Britain and the EU have much lower fines and less propensity to litigate against large companies. Still, the newly established Violation Tracker site for the UK records that Barclays has incurred 23 penalties since 2010 and was fined more than £10m by the FCA (or its predecessor, the Financial Services Authority) in 2012 and again in 2014, 2015, 2020 and 2022. The observation that the very largest fines imposed by the European Commission have been levied on American companies may reflect lower standards of behaviour by US businesses. Or, in a mirror image of the FAA’s anxiety to support Boeing, European regulators may be less vigilant in casting the beams from their own eyes than in detecting the mote in the eye of their neighbour. BaFin’s approach to Wirecard may be only an extreme case of the misuse of regulation to promote the competitiveness of local industry.
Jed Rakoff, attorney and then judge in the Southern District of New York, the world’s principal forum for both the commission and prosecution of financial crime, has described the process of perfunctory regulatory compliance which leads to the outcomes registered by Violation Tracker. He identifies the shift that has occurred from the charging of individuals to the—generally deferred—prosecution of corporations. The general counsel of the business acknowledges the concern of the regulator or prosecutor. A bargain is made in which the company agrees, usually without admitting fault or liability, to implement a compliance programme and to disgorge a financial penalty. The deferred prosecution deal puts any further action on hold, and no further action occurs. Until the next time.

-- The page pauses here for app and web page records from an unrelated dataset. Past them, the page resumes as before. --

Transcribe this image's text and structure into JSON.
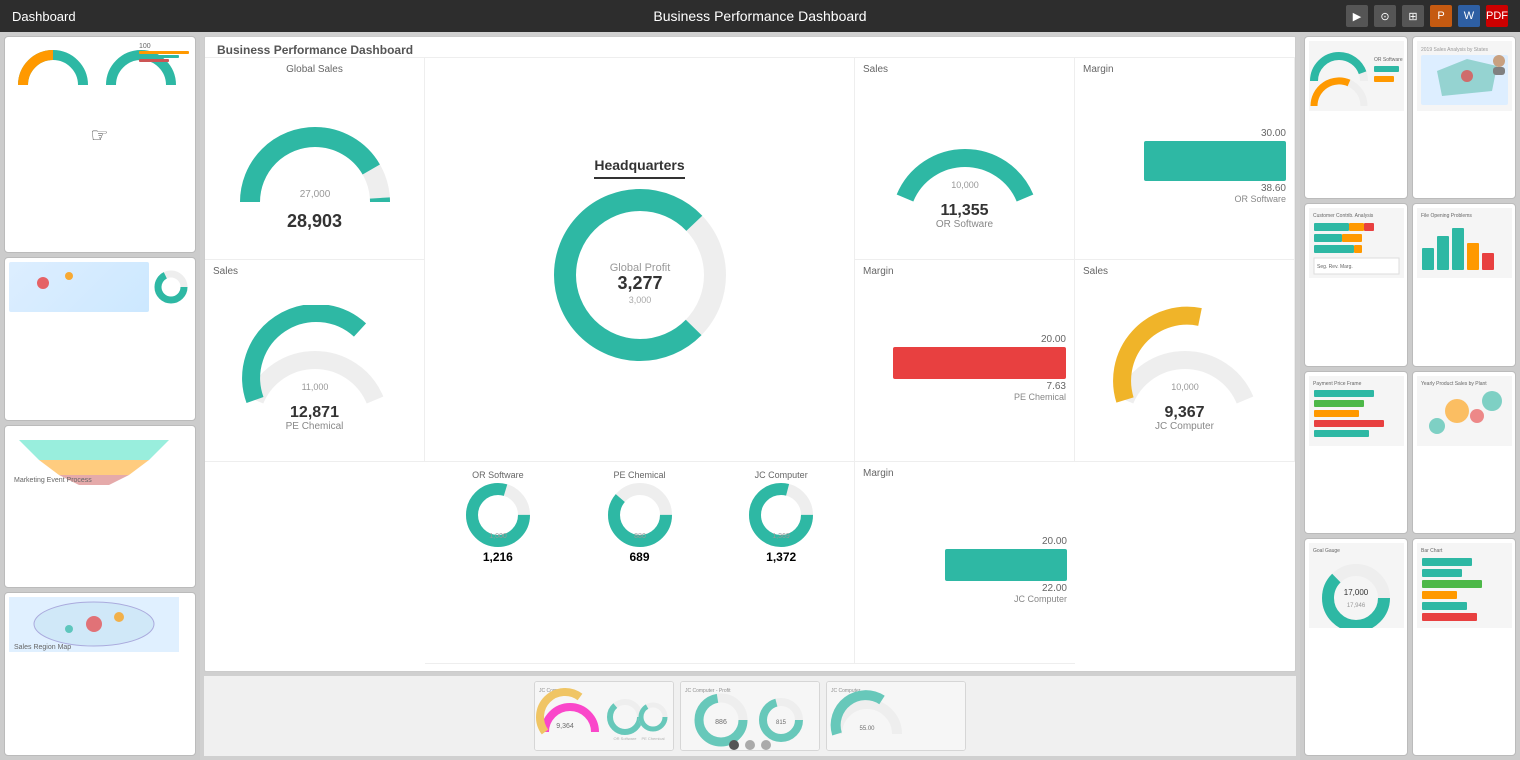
{
  "topbar": {
    "left_label": "Dashboard",
    "center_label": "Business Performance Dashboard",
    "icons": [
      {
        "name": "play-icon",
        "symbol": "▶",
        "class": ""
      },
      {
        "name": "info-icon",
        "symbol": "⊙",
        "class": ""
      },
      {
        "name": "grid-icon",
        "symbol": "⊞",
        "class": ""
      },
      {
        "name": "ppt-icon",
        "symbol": "P",
        "class": "ppt"
      },
      {
        "name": "word-icon",
        "symbol": "W",
        "class": "word"
      },
      {
        "name": "pdf-icon",
        "symbol": "PDF",
        "class": "pdf"
      }
    ]
  },
  "dashboard": {
    "title": "Business Performance Dashboard",
    "sections": {
      "row1": {
        "sales_label": "Sales",
        "sales_or_value": "11,355",
        "sales_or_target": "10,000",
        "sales_or_company": "OR Software",
        "global_sales_label": "Global Sales",
        "global_sales_value": "28,903",
        "global_sales_target": "27,000",
        "margin_label": "Margin",
        "margin_or_value": "38.60",
        "margin_or_target": "30.00",
        "margin_or_company": "OR Software"
      },
      "row2": {
        "sales_label": "Sales",
        "sales_pe_value": "12,871",
        "sales_pe_target": "11,000",
        "sales_pe_company": "PE Chemical",
        "hq_label": "Headquarters",
        "global_profit_label": "Global Profit",
        "global_profit_value": "3,277",
        "big_donut_value": "3,000",
        "margin_label": "Margin",
        "margin_pe_value": "7.63",
        "margin_pe_target": "20.00",
        "margin_pe_company": "PE Chemical",
        "margin_pe_negative": true
      },
      "row3": {
        "sales_label": "Sales",
        "sales_jc_value": "9,367",
        "sales_jc_target": "10,000",
        "sales_jc_company": "JC Computer",
        "or_small_label": "OR Software",
        "or_small_value": "1,216",
        "or_small_target": "1,000",
        "pe_small_label": "PE Chemical",
        "pe_small_value": "689",
        "pe_small_target": "880",
        "jc_small_label": "JC Computer",
        "jc_small_value": "1,372",
        "jc_small_target": "1,369",
        "margin_label": "Margin",
        "margin_jc_value": "22.00",
        "margin_jc_target": "20.00",
        "margin_jc_company": "JC Computer"
      }
    }
  },
  "slide_navigation": {
    "dots": [
      {
        "active": true
      },
      {
        "active": false
      },
      {
        "active": false
      }
    ]
  }
}
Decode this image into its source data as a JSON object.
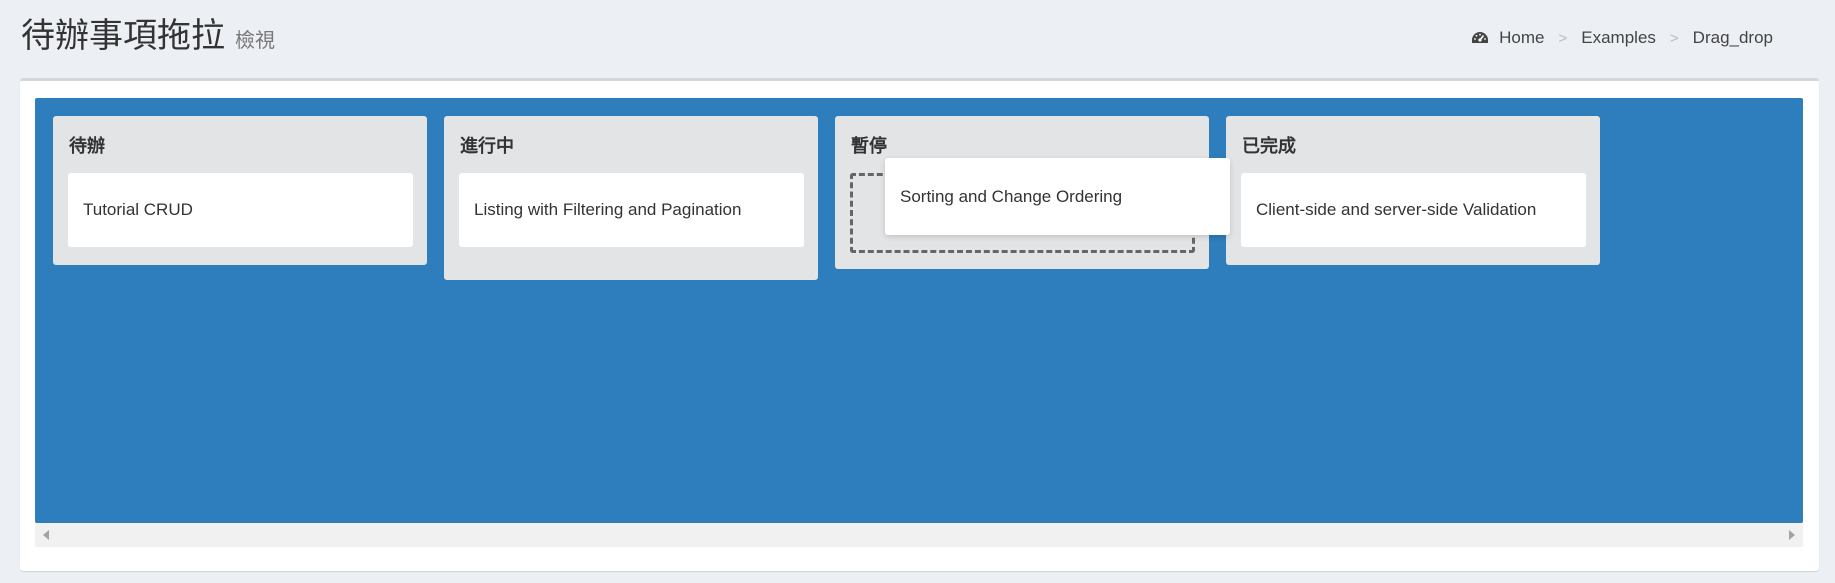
{
  "header": {
    "title": "待辦事項拖拉",
    "subtitle": "檢視"
  },
  "breadcrumb": {
    "icon": "dashboard-icon",
    "items": [
      "Home",
      "Examples",
      "Drag_drop"
    ],
    "separator": ">"
  },
  "colors": {
    "page_background": "#ecf0f5",
    "board_background": "#2e7dbc",
    "column_background": "#e3e4e6",
    "card_background": "#ffffff"
  },
  "board": {
    "columns": [
      {
        "title": "待辦",
        "cards": [
          "Tutorial CRUD"
        ]
      },
      {
        "title": "進行中",
        "cards": [
          "Listing with Filtering and Pagination"
        ]
      },
      {
        "title": "暫停",
        "cards": []
      },
      {
        "title": "已完成",
        "cards": [
          "Client-side and server-side Validation"
        ]
      }
    ],
    "dragging_card": "Sorting and Change Ordering"
  }
}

As Rakoff argues, what is needed is a different strategy, one that holds individuals rather than corporations to account and emphasises organisational culture rather than an adherence to rules. Corporations cannot go to jail and executives may not care if the business that employs them has to write large cheques. But people can go to jail and, especially the kind of people likely to be working in these heavily regulated industries, are very concerned about the state of their personal bank accounts.
Hillary Clinton told Goldman Sachs (which reportedly paid her $225,000 for the speech; the revolving door accommodates politicians as well as technicians) that “the people that know the industry better than anybody are the people who work in the industry.” Whatever we think about the circumstances in which that observation was made, its truth is undeniable. And that is why “the people who work in the industry” should be accountable for the industry’s conduct. But “the people who work in the industry” should not be scoping its regulation.